> [The task]
From the listing below, pull out the lines that hold "accent".

> [Supplied material]
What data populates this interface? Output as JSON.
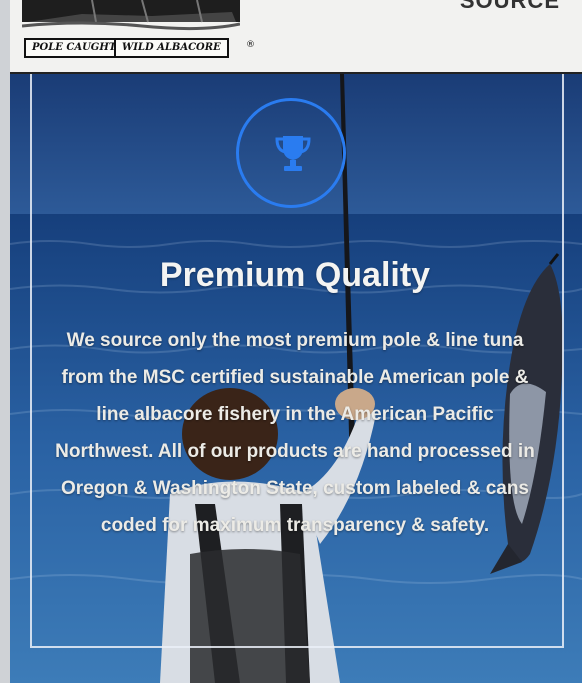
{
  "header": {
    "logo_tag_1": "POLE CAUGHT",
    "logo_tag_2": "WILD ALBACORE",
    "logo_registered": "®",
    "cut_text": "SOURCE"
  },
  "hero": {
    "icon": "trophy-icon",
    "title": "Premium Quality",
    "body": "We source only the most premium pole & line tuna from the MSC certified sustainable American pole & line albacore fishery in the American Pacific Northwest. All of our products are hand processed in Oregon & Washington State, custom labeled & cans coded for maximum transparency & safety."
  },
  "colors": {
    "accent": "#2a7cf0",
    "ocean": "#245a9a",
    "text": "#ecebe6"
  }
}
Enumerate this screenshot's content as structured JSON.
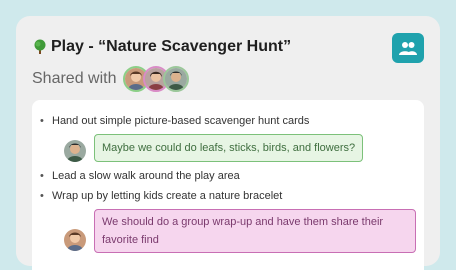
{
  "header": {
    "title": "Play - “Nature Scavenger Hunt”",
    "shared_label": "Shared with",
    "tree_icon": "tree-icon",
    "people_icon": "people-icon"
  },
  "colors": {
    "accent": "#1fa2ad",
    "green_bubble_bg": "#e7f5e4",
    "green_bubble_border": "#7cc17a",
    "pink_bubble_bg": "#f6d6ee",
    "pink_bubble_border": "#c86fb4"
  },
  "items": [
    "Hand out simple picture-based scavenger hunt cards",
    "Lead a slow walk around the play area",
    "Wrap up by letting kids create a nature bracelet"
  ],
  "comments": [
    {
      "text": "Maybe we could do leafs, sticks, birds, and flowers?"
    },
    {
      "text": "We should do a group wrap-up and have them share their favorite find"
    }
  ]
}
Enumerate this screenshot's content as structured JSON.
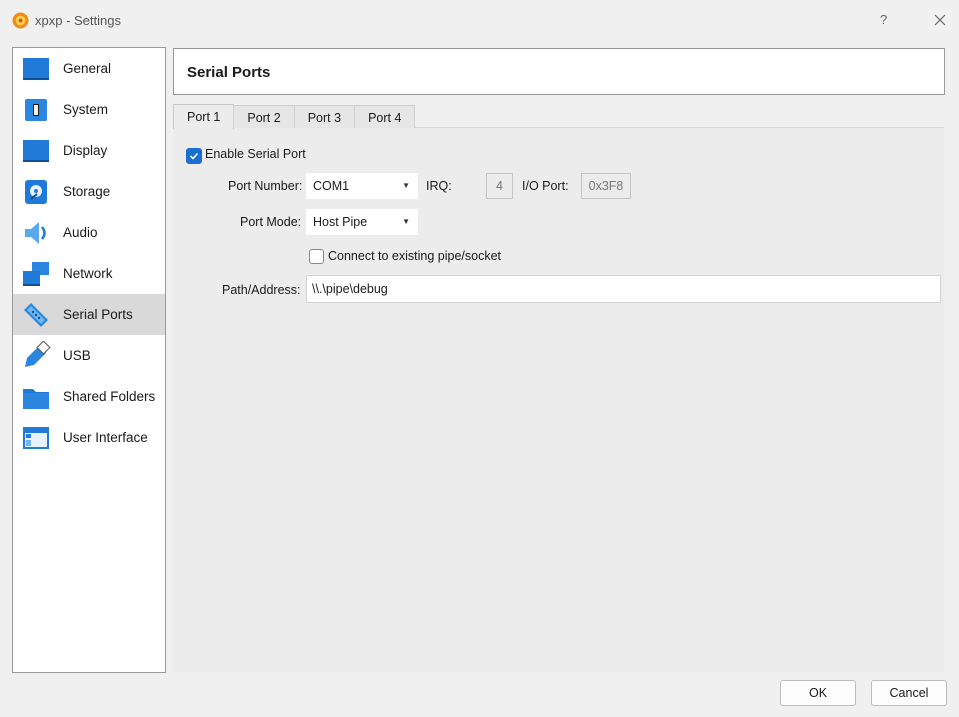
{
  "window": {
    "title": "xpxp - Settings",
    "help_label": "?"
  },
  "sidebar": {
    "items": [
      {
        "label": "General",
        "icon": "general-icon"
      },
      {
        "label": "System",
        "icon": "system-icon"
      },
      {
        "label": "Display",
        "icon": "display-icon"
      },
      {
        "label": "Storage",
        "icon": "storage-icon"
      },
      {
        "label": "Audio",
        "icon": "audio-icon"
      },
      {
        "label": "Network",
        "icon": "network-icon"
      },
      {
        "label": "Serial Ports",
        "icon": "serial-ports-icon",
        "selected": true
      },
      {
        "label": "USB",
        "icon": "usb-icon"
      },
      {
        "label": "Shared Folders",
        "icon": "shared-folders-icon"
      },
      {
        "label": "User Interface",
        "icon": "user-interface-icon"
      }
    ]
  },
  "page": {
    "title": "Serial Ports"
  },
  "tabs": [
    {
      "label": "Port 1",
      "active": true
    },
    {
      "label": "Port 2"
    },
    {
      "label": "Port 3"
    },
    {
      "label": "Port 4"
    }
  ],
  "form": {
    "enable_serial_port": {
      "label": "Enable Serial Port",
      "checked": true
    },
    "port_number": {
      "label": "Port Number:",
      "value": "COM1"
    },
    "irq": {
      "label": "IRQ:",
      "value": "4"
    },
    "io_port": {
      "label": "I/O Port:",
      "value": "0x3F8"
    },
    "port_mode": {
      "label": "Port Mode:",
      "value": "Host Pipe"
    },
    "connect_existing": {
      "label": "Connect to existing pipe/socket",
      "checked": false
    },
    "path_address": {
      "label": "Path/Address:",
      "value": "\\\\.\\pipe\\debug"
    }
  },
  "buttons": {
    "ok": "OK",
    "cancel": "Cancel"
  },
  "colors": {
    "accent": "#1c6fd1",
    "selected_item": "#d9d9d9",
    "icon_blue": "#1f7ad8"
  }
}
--
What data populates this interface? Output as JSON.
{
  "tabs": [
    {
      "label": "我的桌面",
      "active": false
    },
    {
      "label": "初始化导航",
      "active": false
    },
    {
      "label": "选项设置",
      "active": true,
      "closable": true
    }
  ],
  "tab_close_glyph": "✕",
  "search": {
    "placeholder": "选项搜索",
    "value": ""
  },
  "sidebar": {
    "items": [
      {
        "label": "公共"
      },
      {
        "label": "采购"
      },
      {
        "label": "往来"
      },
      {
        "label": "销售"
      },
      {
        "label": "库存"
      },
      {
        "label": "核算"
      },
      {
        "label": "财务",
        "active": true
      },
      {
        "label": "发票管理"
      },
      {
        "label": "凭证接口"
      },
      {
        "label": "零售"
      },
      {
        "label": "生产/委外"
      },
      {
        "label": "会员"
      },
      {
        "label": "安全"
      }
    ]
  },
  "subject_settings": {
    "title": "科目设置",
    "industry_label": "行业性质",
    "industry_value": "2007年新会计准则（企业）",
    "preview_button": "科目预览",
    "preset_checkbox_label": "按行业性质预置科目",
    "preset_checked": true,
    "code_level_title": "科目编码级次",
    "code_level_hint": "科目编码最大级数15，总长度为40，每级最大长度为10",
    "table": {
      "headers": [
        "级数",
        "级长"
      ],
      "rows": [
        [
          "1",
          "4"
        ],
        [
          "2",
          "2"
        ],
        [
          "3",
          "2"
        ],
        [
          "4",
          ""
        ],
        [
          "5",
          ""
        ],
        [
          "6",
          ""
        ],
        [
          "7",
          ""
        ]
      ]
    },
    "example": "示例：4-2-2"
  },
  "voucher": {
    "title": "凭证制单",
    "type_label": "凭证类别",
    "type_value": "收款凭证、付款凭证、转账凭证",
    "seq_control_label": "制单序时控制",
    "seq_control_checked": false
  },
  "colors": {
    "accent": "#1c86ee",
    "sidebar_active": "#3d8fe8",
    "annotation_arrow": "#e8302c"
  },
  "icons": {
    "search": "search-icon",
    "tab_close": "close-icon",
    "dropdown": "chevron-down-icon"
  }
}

> [Response]
    "accent": "#2a7cf0",
    "accent": "#1fa2ad",
    "accent": "#1c6fd1",
    "accent": "#1c86ee",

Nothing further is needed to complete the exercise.